New Mexico’s impending meth epidemic was partially illuminated by television phenomenon Breaking Bad. What the show didn’t fully explore though, was the full scale of effects such an issue has on the people of the community that includes both drug addicts and the average person.
One issue that was overlooked by the TV spectacle was the ability for employers to have clean, sober employees. Jalayne Wineland, who is a New Mexico-based staffer, told the Albuquerque Journal that she has to choose two final candidates for the available position because one of them will inevitably fail the drug test. Either that or they fail the background check, which is usually due to a drug related crime like a DUI. This is particularly acute in working class production jobs.
New Mexico is the leading state for mining a number of different minerals including copper. Mining is often a difficult job, requiring long hours underground in harsh, dangerous conditions. The National Survey on Drug Use and Health found in 2015 that almost 12 percent of miners have had a substance abuse disorder in the past year. If you or anyone you love is addicted to drugs, please call United Drug Rehab Group so we can help identify the problem and connect you with the ideal drug rehab center that fits the needs of the particular situation.
Methamphetamines, or commonly called crystal meth, is the viciously addictive drug of choice in New Mexico. Side effects may include hallucinations, paranoia, incessant scratching, cleaning, and delusional behavior. Withdrawing from meth can mean vomiting, nausea, increased heart-rate, stroke, and a variety of other harmful and dangerous symptoms. Getting people off this drug immediately will hinder the market and less meth labs, like the one found in Breaking Bad, will surface and make money off of the drug sales.
As the state of New Mexico struggles to get its people off methamphetamines, employers are fighting for the entry-level employees that can pass both a drug test and a background check. It isn’t easy. Employers all across the state are struggling to find the blue-collar workers that they need because many are failing the tests.
To solve the problem of employment, New Mexico must first figure out what to do about the addiction epidemic. In 2010, New Mexico had the second highest rate of drug overdoses in all of the United States. In 2011, 521 deaths were reported. Nothing will allow employers to have the workers they want, and for blue-collar employees to get the jobs they need, unless the addiction and overdose rates are dramatically lowered. Then, perhaps with a prosperous and sober population can New Mexico have the optimum rates of employment and average income.

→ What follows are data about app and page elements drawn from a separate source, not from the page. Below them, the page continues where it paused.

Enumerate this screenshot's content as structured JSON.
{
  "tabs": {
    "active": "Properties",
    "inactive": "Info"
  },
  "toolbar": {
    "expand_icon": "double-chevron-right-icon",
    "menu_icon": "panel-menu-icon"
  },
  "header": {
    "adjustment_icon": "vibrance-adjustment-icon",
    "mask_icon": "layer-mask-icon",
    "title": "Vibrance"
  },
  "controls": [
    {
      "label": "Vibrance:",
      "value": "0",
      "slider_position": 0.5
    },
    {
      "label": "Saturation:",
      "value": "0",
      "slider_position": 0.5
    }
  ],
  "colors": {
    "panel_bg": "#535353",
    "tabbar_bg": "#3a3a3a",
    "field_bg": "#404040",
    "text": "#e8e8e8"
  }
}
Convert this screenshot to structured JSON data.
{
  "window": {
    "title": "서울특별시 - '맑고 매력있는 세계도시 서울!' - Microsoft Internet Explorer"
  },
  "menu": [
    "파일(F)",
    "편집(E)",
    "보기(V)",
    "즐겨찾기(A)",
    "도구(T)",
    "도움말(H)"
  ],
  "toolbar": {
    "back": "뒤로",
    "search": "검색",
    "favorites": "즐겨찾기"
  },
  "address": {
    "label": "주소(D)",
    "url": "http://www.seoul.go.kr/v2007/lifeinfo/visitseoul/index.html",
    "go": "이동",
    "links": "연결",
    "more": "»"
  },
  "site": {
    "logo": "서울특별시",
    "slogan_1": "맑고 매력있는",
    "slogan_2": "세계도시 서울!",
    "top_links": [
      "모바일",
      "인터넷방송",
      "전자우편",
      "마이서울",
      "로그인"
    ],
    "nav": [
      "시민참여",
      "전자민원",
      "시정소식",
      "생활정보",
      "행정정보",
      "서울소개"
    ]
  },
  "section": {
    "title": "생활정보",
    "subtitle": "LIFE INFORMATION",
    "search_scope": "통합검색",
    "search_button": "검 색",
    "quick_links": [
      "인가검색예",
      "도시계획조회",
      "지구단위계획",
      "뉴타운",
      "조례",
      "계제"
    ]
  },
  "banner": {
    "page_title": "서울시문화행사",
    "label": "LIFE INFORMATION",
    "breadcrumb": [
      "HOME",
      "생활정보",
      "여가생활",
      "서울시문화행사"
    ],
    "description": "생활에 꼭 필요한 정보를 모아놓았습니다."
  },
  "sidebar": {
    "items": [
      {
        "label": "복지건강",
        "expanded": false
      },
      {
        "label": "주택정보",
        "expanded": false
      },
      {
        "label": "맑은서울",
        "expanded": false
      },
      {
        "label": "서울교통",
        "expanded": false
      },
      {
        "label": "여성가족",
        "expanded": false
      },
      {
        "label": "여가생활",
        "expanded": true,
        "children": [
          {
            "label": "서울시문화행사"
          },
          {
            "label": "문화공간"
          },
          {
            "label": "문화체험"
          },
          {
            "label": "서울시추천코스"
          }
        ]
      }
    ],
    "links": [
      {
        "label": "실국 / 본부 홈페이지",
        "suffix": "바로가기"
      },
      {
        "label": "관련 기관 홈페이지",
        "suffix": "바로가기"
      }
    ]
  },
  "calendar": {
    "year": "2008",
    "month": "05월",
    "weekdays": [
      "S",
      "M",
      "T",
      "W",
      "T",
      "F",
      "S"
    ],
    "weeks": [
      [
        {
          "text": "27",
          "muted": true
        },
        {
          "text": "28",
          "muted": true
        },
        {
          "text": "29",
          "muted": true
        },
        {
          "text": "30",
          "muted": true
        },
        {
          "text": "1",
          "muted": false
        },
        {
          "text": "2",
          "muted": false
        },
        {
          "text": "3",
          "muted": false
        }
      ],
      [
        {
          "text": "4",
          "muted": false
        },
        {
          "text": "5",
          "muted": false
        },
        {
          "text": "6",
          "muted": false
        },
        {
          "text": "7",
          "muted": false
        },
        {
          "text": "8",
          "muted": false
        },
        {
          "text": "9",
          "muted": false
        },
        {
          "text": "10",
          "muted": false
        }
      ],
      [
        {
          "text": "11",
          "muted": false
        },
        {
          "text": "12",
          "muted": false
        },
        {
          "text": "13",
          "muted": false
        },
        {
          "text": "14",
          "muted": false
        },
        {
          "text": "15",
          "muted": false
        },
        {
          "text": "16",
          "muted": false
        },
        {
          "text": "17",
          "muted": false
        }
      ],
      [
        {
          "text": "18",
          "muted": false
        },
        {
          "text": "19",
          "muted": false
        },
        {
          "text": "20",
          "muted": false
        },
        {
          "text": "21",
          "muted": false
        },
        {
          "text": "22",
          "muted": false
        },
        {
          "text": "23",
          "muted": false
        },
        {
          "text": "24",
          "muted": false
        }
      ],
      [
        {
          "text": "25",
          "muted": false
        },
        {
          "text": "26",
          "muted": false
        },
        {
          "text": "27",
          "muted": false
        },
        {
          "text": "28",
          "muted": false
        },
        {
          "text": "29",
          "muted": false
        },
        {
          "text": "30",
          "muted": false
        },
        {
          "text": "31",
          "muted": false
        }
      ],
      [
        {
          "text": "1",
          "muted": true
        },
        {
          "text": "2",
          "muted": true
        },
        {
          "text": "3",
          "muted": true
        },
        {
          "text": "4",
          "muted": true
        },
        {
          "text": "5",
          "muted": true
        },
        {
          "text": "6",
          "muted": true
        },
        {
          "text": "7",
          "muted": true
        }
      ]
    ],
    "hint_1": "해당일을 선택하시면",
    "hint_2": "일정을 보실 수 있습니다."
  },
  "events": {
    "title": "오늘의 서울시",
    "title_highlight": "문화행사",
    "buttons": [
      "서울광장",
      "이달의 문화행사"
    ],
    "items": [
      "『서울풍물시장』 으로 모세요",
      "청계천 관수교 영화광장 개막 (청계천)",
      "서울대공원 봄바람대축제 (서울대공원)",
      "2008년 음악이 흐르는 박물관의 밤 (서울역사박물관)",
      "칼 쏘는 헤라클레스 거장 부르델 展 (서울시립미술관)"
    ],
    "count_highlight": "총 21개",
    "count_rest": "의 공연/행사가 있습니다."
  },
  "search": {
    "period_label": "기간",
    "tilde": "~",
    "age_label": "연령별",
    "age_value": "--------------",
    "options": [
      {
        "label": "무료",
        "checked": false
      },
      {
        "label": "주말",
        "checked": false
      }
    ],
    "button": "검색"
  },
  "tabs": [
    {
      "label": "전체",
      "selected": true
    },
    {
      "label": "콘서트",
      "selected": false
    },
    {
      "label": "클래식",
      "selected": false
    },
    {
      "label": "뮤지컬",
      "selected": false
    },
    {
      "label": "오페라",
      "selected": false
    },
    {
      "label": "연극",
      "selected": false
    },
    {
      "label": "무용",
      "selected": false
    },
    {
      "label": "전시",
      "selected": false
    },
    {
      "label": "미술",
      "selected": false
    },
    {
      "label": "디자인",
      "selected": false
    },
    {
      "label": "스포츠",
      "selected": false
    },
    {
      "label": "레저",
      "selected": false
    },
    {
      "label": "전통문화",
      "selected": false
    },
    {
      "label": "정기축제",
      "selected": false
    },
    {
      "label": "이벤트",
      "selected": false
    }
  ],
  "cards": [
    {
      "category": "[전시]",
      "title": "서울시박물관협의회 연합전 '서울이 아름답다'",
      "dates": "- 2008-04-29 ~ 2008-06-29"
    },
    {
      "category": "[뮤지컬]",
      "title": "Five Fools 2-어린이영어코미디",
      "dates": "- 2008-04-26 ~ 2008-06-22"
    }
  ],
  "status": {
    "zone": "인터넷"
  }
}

If you or anyone you know is addicted to drugs or alcohol, there isn’t time to waste. Please call Addiction Now so we can get a feel for the situation and recommend an esteemed, highly trained addiction recovery facility that meets your every need.